> [Your objective]:
Find the lines below that contain "JSON" and tally them. Return only the total.

━━━ The records ━━━

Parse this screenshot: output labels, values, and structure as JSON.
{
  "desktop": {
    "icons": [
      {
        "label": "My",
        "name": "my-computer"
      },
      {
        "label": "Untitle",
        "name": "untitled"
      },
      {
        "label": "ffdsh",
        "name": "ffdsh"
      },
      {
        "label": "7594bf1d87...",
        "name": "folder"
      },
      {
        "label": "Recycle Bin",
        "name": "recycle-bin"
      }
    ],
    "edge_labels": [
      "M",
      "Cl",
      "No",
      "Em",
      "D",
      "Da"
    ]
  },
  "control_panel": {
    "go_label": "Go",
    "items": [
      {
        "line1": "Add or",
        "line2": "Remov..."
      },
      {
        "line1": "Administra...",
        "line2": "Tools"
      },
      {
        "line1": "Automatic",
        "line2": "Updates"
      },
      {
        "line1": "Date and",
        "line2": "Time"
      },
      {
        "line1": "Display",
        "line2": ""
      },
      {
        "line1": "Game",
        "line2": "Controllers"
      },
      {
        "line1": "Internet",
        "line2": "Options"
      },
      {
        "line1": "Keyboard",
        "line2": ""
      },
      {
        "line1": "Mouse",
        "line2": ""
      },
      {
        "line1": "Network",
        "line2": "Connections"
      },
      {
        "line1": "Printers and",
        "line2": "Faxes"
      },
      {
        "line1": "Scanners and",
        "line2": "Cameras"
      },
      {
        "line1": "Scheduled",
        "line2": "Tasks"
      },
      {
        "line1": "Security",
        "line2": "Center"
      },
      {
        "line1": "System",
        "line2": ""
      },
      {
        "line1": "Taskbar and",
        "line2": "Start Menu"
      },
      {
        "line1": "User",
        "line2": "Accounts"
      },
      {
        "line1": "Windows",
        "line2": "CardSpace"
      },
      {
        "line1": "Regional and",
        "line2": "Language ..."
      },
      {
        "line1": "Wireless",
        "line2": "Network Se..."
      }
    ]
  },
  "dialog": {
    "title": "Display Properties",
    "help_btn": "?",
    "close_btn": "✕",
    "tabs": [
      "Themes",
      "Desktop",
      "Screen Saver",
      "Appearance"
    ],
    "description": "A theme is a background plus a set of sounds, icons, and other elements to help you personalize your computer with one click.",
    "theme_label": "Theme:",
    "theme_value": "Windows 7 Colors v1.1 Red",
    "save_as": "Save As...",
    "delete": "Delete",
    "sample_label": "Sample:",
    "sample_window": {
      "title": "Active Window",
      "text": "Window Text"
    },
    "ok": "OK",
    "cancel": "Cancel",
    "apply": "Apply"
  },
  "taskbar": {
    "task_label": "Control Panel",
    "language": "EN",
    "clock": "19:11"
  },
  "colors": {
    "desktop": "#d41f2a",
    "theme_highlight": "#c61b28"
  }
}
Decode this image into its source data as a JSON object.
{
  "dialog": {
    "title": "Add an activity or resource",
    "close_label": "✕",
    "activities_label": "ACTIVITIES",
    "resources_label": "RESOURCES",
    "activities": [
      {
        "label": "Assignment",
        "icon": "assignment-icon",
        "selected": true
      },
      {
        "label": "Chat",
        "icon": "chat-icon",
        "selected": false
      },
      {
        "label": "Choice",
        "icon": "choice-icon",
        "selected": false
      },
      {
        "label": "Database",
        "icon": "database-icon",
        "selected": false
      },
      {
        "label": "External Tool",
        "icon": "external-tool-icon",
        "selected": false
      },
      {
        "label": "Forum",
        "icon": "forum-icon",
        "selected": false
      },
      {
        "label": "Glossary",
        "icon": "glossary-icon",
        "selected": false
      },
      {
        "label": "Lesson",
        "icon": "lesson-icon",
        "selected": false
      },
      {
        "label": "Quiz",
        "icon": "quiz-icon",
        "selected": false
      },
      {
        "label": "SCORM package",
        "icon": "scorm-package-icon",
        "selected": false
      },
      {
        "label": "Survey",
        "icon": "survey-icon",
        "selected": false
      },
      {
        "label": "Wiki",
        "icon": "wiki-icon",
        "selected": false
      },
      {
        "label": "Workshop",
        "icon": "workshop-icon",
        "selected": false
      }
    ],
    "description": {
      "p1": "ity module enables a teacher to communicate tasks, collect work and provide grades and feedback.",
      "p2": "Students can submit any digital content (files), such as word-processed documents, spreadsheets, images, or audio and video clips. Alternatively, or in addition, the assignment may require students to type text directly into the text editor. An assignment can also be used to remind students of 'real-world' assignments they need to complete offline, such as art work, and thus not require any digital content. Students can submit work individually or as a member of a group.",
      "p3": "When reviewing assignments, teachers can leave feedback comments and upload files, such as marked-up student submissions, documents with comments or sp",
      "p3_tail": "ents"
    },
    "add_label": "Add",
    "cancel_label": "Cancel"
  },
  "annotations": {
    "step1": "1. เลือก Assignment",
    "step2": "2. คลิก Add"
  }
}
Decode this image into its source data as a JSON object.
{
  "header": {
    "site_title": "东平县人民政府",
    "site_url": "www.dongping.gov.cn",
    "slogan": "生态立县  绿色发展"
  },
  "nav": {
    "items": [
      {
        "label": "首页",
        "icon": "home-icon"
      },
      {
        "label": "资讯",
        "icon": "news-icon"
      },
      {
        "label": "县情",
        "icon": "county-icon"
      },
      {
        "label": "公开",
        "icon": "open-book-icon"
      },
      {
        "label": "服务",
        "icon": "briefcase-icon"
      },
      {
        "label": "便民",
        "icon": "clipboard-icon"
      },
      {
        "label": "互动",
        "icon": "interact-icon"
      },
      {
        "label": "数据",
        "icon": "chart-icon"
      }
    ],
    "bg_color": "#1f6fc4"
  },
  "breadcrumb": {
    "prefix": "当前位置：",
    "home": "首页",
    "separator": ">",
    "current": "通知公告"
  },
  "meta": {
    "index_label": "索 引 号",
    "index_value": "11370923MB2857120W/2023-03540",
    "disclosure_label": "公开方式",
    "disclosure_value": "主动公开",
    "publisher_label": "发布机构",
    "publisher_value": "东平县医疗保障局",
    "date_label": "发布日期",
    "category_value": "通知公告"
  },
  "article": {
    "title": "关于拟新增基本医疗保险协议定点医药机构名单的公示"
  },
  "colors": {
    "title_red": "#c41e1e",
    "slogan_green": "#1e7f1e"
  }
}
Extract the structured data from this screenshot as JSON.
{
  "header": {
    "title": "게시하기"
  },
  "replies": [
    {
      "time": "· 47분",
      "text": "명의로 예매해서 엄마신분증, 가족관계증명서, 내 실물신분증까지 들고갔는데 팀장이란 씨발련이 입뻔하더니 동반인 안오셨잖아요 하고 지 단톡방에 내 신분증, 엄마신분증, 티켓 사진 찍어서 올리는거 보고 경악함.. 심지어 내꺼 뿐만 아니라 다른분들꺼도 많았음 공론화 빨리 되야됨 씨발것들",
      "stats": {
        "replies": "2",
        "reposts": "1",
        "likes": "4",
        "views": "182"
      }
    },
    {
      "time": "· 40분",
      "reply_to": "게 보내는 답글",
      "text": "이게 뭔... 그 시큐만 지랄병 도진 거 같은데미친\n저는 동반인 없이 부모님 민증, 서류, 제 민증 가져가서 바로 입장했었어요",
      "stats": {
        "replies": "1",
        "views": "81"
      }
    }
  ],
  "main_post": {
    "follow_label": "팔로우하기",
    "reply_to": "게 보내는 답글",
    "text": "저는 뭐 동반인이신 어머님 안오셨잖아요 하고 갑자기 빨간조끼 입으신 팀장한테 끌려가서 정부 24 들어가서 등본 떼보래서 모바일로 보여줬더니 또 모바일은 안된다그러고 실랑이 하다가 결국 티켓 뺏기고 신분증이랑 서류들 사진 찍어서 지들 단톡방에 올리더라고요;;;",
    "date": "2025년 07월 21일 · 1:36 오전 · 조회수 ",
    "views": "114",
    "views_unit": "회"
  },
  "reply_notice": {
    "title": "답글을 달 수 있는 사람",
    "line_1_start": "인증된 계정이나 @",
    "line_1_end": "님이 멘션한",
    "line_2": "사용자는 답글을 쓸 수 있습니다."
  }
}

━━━

> [Answer to this problem]:
4